- _Supplied records_
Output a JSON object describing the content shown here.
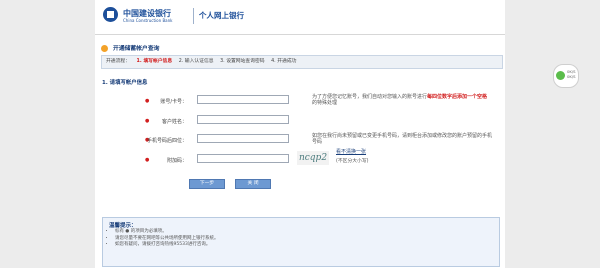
{
  "header": {
    "bank_cn": "中国建设银行",
    "bank_en": "China Construction Bank",
    "title": "个人网上银行"
  },
  "section_title": "开通储蓄帐户查询",
  "steps": {
    "prefix": "开通流程：",
    "items": [
      "1. 填写帐户信息",
      "2. 输入认证信息",
      "3. 设置网站查询密码",
      "4. 开通成功"
    ]
  },
  "form": {
    "title": "1. 请填写帐户信息",
    "rows": [
      {
        "label": "账号/卡号：",
        "value": "",
        "hint_prefix": "为了方便您记忆账号，我们自动对您输入的账号进行",
        "hint_red": "每四位数字后添加一个空格",
        "hint_suffix": "的特殊处理"
      },
      {
        "label": "客户姓名：",
        "value": ""
      },
      {
        "label": "手机号码后四位：",
        "value": "",
        "hint": "如您在我行尚未预留或已变更手机号码，请到柜台添加或修改您的账户预留的手机号码"
      },
      {
        "label": "附加码：",
        "value": ""
      }
    ],
    "captcha_text": "ncqp2",
    "captcha_link": "看不清换一张",
    "captcha_note": "(不区分大小写)"
  },
  "buttons": {
    "next": "下一步",
    "close": "关 闭"
  },
  "tips": {
    "title": "温馨提示：",
    "items": [
      "标有 ● 的项目为必填项。",
      "请您尽量不要在网吧等公共场所使用网上银行系统。",
      "如您有疑问，请拨打咨询热线95533进行咨询。"
    ]
  },
  "widget": {
    "line1": "0K/S",
    "line2": "0K/S"
  }
}
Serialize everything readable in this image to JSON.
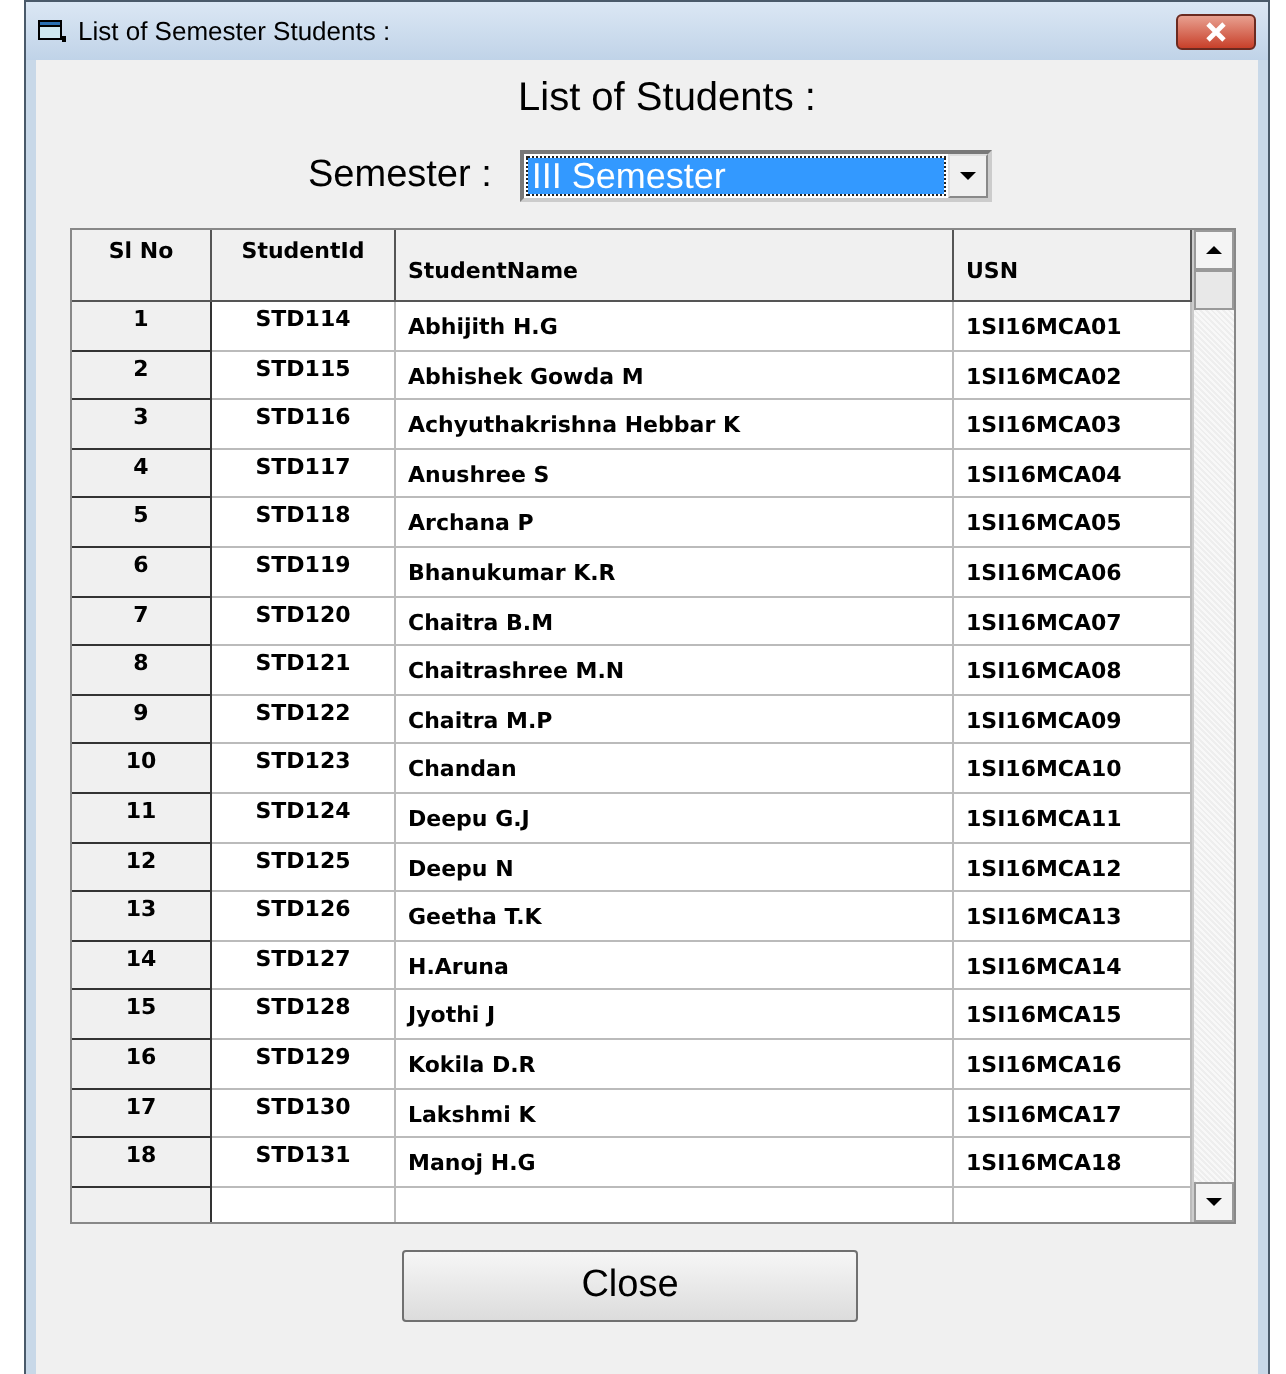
{
  "window": {
    "title": "List of Semester Students :"
  },
  "heading": "List of Students :",
  "semester": {
    "label": "Semester :",
    "value": "III Semester"
  },
  "table": {
    "columns": [
      "Sl No",
      "StudentId",
      "StudentName",
      "USN"
    ],
    "rows": [
      [
        "1",
        "STD114",
        "Abhijith H.G",
        "1SI16MCA01"
      ],
      [
        "2",
        "STD115",
        "Abhishek Gowda M",
        "1SI16MCA02"
      ],
      [
        "3",
        "STD116",
        "Achyuthakrishna Hebbar K",
        "1SI16MCA03"
      ],
      [
        "4",
        "STD117",
        "Anushree S",
        "1SI16MCA04"
      ],
      [
        "5",
        "STD118",
        "Archana P",
        "1SI16MCA05"
      ],
      [
        "6",
        "STD119",
        "Bhanukumar K.R",
        "1SI16MCA06"
      ],
      [
        "7",
        "STD120",
        "Chaitra B.M",
        "1SI16MCA07"
      ],
      [
        "8",
        "STD121",
        "Chaitrashree M.N",
        "1SI16MCA08"
      ],
      [
        "9",
        "STD122",
        "Chaitra M.P",
        "1SI16MCA09"
      ],
      [
        "10",
        "STD123",
        "Chandan",
        "1SI16MCA10"
      ],
      [
        "11",
        "STD124",
        "Deepu G.J",
        "1SI16MCA11"
      ],
      [
        "12",
        "STD125",
        "Deepu N",
        "1SI16MCA12"
      ],
      [
        "13",
        "STD126",
        "Geetha T.K",
        "1SI16MCA13"
      ],
      [
        "14",
        "STD127",
        "H.Aruna",
        "1SI16MCA14"
      ],
      [
        "15",
        "STD128",
        "Jyothi J",
        "1SI16MCA15"
      ],
      [
        "16",
        "STD129",
        "Kokila D.R",
        "1SI16MCA16"
      ],
      [
        "17",
        "STD130",
        "Lakshmi K",
        "1SI16MCA17"
      ],
      [
        "18",
        "STD131",
        "Manoj H.G",
        "1SI16MCA18"
      ]
    ]
  },
  "close_button": "Close"
}
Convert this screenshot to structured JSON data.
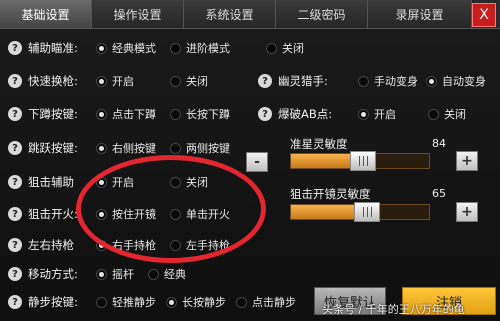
{
  "tabs": [
    {
      "label": "基础设置",
      "active": true
    },
    {
      "label": "操作设置",
      "active": false
    },
    {
      "label": "系统设置",
      "active": false
    },
    {
      "label": "二级密码",
      "active": false
    },
    {
      "label": "录屏设置",
      "active": false
    }
  ],
  "close_label": "X",
  "help_glyph": "?",
  "rows": {
    "aim_assist": {
      "label": "辅助瞄准:",
      "opts": [
        "经典模式",
        "进阶模式",
        "关闭"
      ],
      "selected": 0
    },
    "quick_switch": {
      "label": "快速换枪:",
      "opts": [
        "开启",
        "关闭"
      ],
      "selected": 0
    },
    "ghost_hunter": {
      "label": "幽灵猎手:",
      "opts": [
        "手动变身",
        "自动变身"
      ],
      "selected": 1
    },
    "crouch": {
      "label": "下蹲按键:",
      "opts": [
        "点击下蹲",
        "长按下蹲"
      ],
      "selected": 0
    },
    "explode_ab": {
      "label": "爆破AB点:",
      "opts": [
        "开启",
        "关闭"
      ],
      "selected": 0
    },
    "jump": {
      "label": "跳跃按键:",
      "opts": [
        "右侧按键",
        "两侧按键"
      ],
      "selected": 0
    },
    "sniper_assist": {
      "label": "狙击辅助",
      "opts": [
        "开启",
        "关闭"
      ],
      "selected": 0
    },
    "sniper_scope": {
      "label": "狙击开火:",
      "opts": [
        "按住开镜",
        "单击开火"
      ],
      "selected": 0
    },
    "left_right": {
      "label": "左右持枪",
      "opts": [
        "右手持枪",
        "左手持枪"
      ],
      "selected": 0
    },
    "move": {
      "label": "移动方式:",
      "opts": [
        "摇杆",
        "经典"
      ],
      "selected": 0
    },
    "still": {
      "label": "静步按键:",
      "opts": [
        "轻推静步",
        "长按静步",
        "点击静步"
      ],
      "selected": 1
    }
  },
  "sliders": {
    "crosshair": {
      "label": "准星灵敏度",
      "value": 84,
      "min": 0,
      "max": 100,
      "fill_percent": 0.55
    },
    "scope": {
      "label": "狙击开镜灵敏度",
      "value": 65,
      "min": 0,
      "max": 100,
      "fill_percent": 0.58
    }
  },
  "minus_label": "-",
  "plus_label": "+",
  "buttons": {
    "restore": "恢复默认",
    "logout": "注销"
  },
  "watermark": "头条号 / 千年的王八万年的龟",
  "colors": {
    "accent": "#f0a42a",
    "annotation": "#e3262f"
  }
}
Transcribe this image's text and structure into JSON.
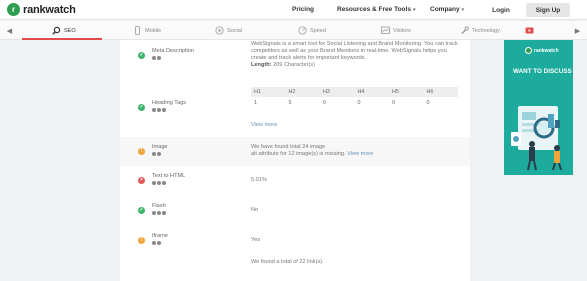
{
  "nav": {
    "logo_text": "rankwatch",
    "logo_mark": "r",
    "links": [
      "Pricing",
      "Resources & Free Tools",
      "Company"
    ],
    "login": "Login",
    "signup": "Sign Up"
  },
  "tabs": {
    "items": [
      "SEO",
      "Mobile",
      "Social",
      "Speed",
      "Visitors",
      "Technology"
    ],
    "active": "SEO"
  },
  "rows": {
    "meta": {
      "label": "Meta Description",
      "value_lines": [
        "WebSignals is a smart tool for Social Listening and Brand Monitoring. You can track",
        "competitors as well as your Brand Mentions in real-time. WebSignals helps you",
        "create and track alerts for important keywords."
      ],
      "length_label": "Length:",
      "length_value": " 209 Character(s)"
    },
    "headings": {
      "label": "Heading Tags",
      "columns": [
        "H1",
        "H2",
        "H3",
        "H4",
        "H5",
        "H6"
      ],
      "values": [
        "1",
        "5",
        "0",
        "0",
        "0",
        "0"
      ],
      "view_more": "View more"
    },
    "image": {
      "label": "Image",
      "line1": "We have found total 24 image",
      "line2": "alt attribute for 12 image(s) is missing.",
      "view_more": "View more"
    },
    "text_html": {
      "label": "Text to HTML",
      "value": "5.01%"
    },
    "flash": {
      "label": "Flash",
      "value": "No"
    },
    "iframe": {
      "label": "Iframe",
      "value": "Yes"
    },
    "links": {
      "value": "We found a total of 22 link(s)."
    }
  },
  "ad": {
    "logo_text": "rankwatch",
    "headline": "WANT TO DISCUSS"
  },
  "colors": {
    "accent": "#e24b4b",
    "ok": "#3bb36a",
    "warn": "#f0a43a",
    "error": "#e05454",
    "ad_bg": "#1cab9c"
  }
}
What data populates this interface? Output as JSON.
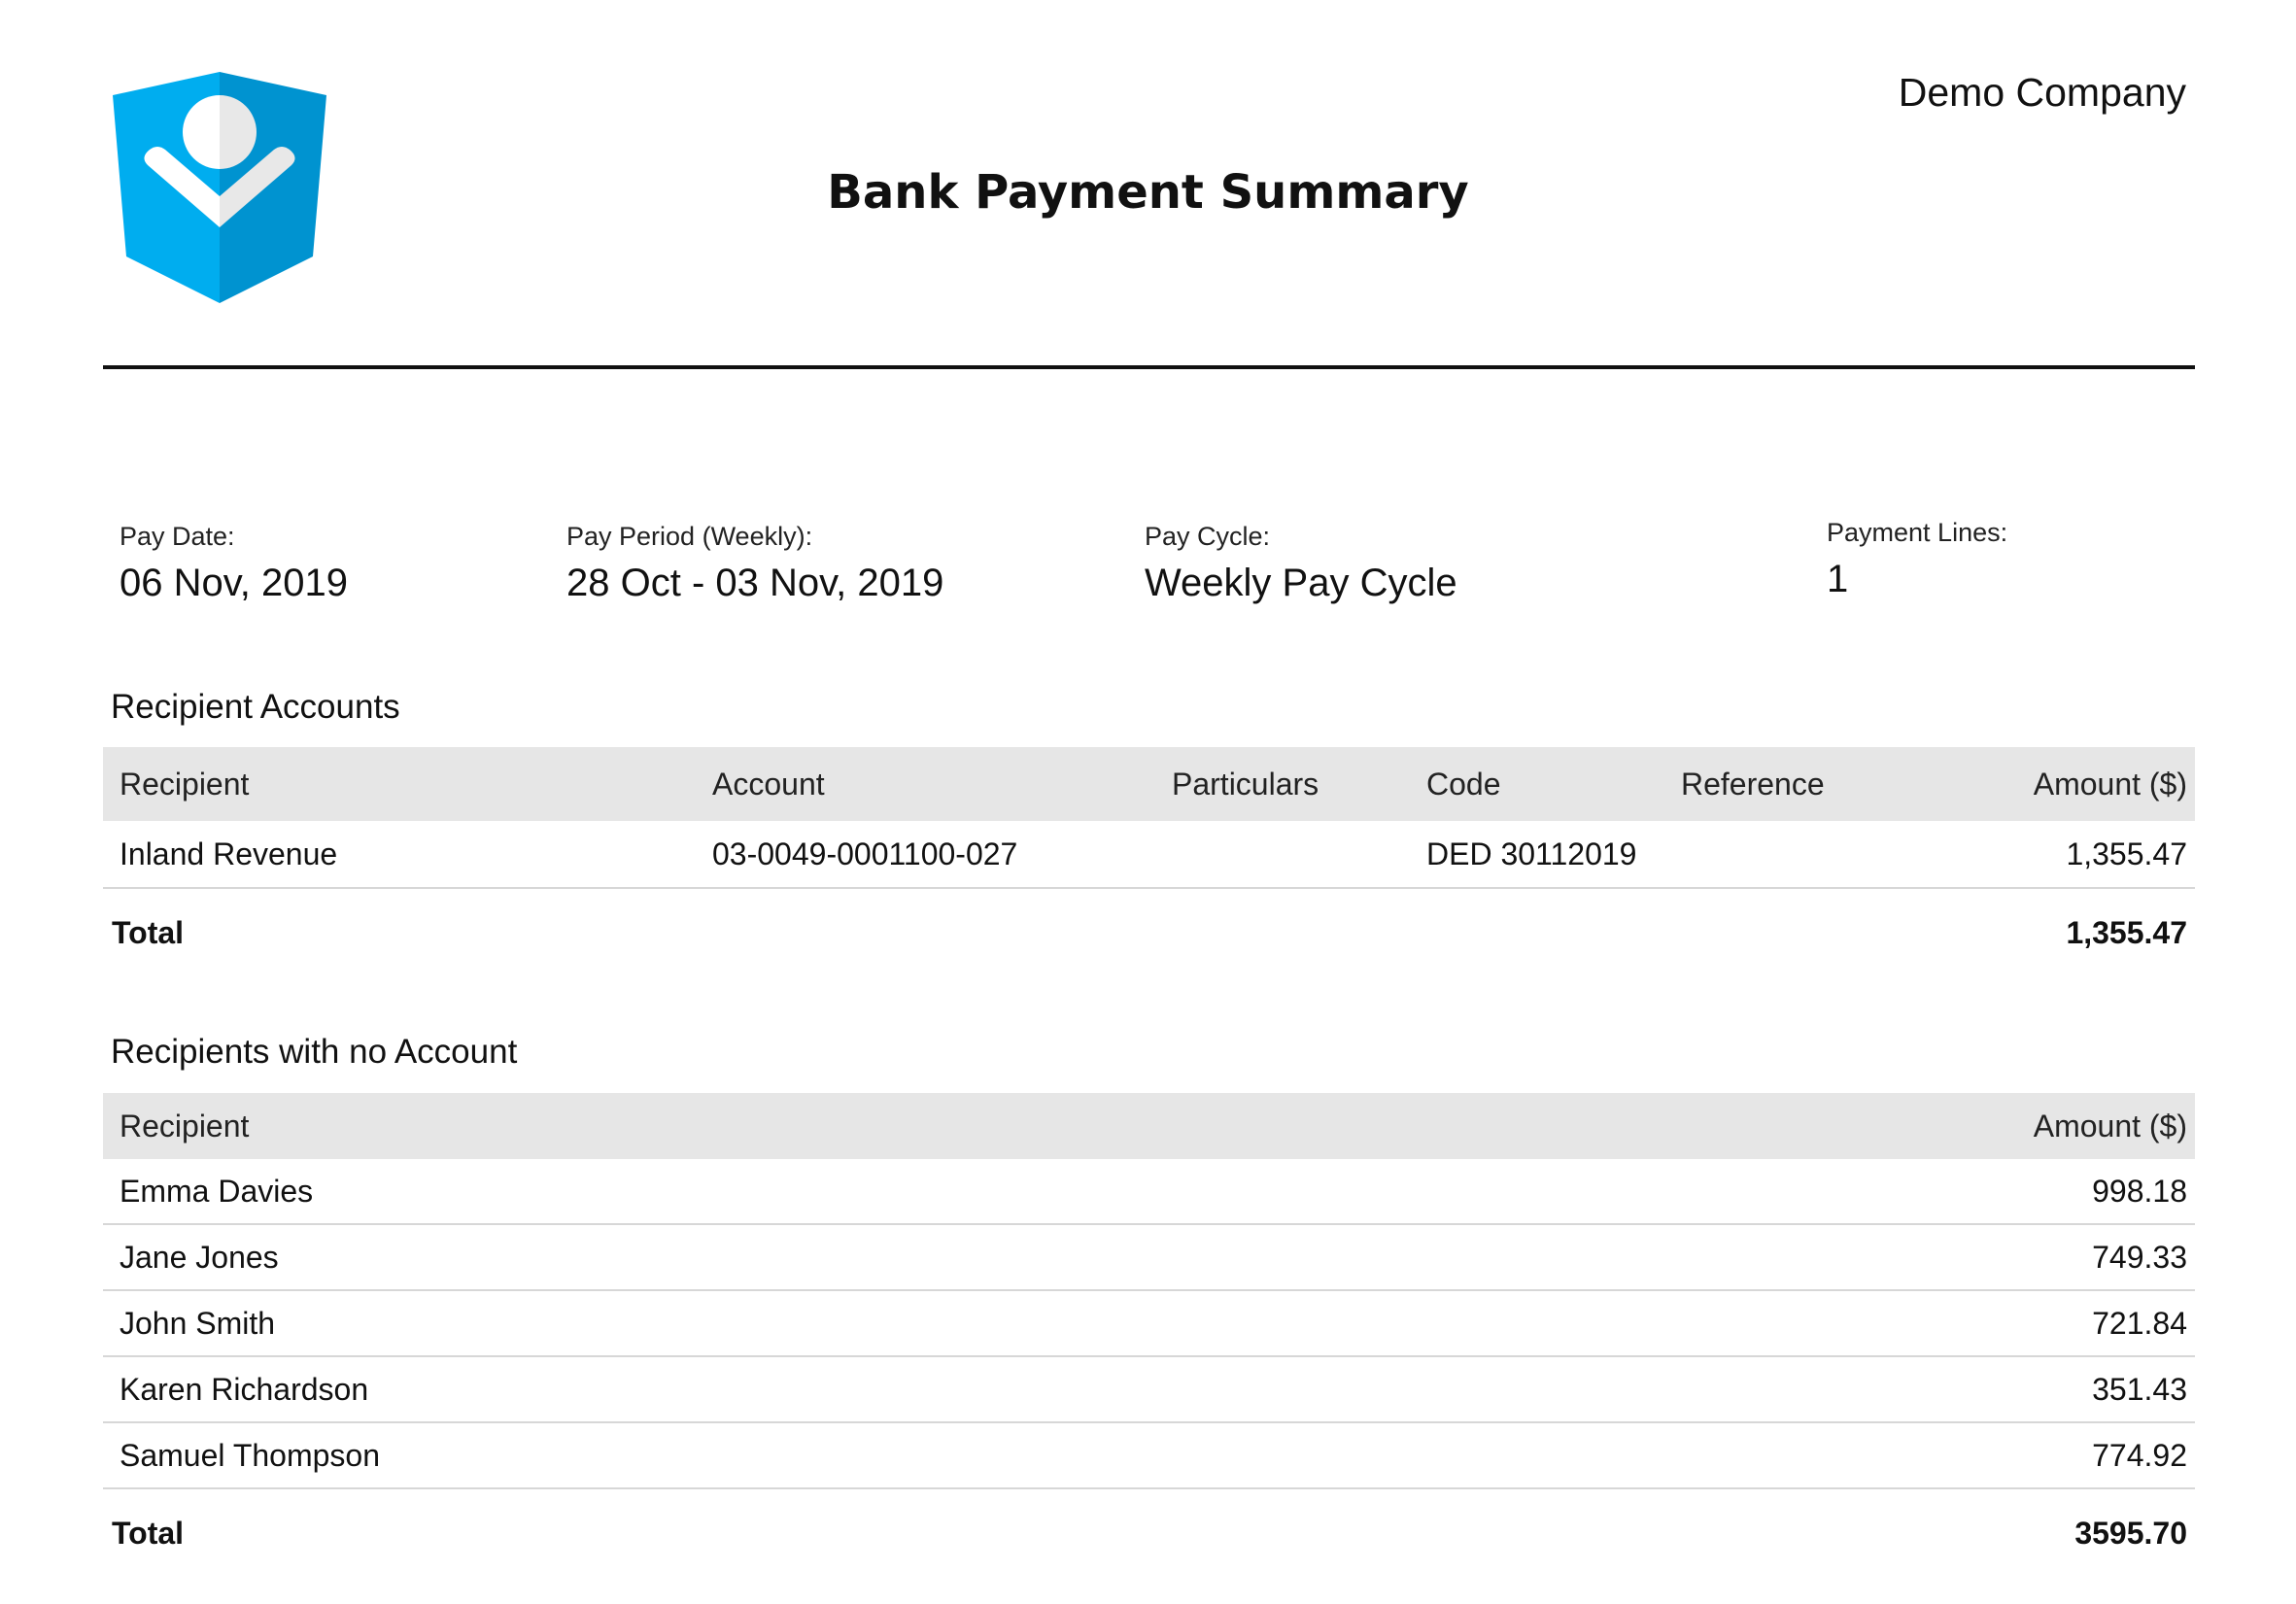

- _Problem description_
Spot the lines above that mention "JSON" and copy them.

- _Answer box_
Output a JSON object describing the content shown here.
Serialize everything readable in this image to JSON.
Convert this screenshot to structured JSON data.
Transcribe this image's text and structure into JSON.
What data populates this interface? Output as JSON.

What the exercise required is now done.